Another home included in an interactive map of gun permit holders published by the Lower Hudson Valley’s Journal News shortly before Christmas has been burglarized. This time, according to the related report at Newsday, "The thieves ransacked the house Wednesday night, breaking into two safes on the home's third floor and stealing a third safe." The third safe, in what was either an amazing coincidence or yet another direct result of the interactive map’s publication, is the one which contained the homeowners' guns. Imagine that.
More details from Timothy O'Connor's Newsday report, wherein officials compete to distance the crime from the map, follow the jump.
Journal News map-listed guns, permits stolen from New City home, cops say

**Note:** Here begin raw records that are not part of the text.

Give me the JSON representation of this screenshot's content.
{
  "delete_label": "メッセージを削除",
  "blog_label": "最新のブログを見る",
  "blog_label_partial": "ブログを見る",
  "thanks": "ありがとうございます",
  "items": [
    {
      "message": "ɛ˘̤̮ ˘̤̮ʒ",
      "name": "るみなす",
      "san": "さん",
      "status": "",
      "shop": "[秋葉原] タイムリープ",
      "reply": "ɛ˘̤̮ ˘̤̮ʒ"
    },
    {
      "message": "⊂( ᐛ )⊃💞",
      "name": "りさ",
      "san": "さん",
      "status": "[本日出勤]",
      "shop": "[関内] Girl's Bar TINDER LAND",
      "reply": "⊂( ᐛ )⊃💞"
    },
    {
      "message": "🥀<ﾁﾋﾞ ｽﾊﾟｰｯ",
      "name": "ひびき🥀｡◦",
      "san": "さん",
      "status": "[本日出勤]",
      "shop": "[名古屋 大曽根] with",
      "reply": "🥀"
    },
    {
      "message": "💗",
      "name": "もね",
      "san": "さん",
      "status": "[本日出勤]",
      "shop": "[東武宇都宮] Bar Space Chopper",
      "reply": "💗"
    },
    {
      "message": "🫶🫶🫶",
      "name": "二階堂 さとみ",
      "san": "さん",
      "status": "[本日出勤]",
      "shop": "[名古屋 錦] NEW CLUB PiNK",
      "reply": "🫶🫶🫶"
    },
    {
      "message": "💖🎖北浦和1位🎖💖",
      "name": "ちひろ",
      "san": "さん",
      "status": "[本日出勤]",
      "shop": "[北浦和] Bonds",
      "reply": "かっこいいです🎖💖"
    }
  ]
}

Two handguns and two pistol permits were stolen from the New City home of a man whose name and address are listed on the website of a local newspaper as possessing gun permits, police said.
... Clarkstown police said they had no evidence the burglary was connected to the controversial map.
"The burglary is still under investigation, and there are no facts to support this correlation at this time," Clarkstown Sgt. Joanne Fratianni said in a statement. "If the investigation develops further information, it will be released accordingly."
Family members at the burglarized home refused to speak publicly Thursday, and police are keeping reporters off the property on the quiet suburban street.
"At this early point in the investigation, we believe it is a random crime and the home was not targeted," Clarkstown Det. Lt. Charles Delo told News12.
The burglary comes less than a week after a White Plains homeowner -- who also was listed on the Journal News website as having gun permits -- arrived home to find his home burglarized, with jewelry missing and an attempted break-in of his gun safe. The thieves were not successful, and no guns were stolen.
White Plains Police Commissioner David Chong said Monday that it was "premature" to connect that burglary to the website listing but said it was part of the police investigation.
Of course the police are going to continue to say they can't prove a connection to the Journal News's map and even continue to deny one. They likely need to keep whatever they do know quiet in the interest of catching perpetrators who are still at large, and convicting any they do catch (news reports about the earlier burglary which occurred on Saturday indicate that "one suspect was taken into custody" out of "at least two burglars").
But reasonable people don't need courtroom-level proof to cautiously infer that as the "coincidences" pile up, what the Journal News has done has made Westchester and Rockland Counties in News York less safe.
Cross-posted at BizzyBlog.com.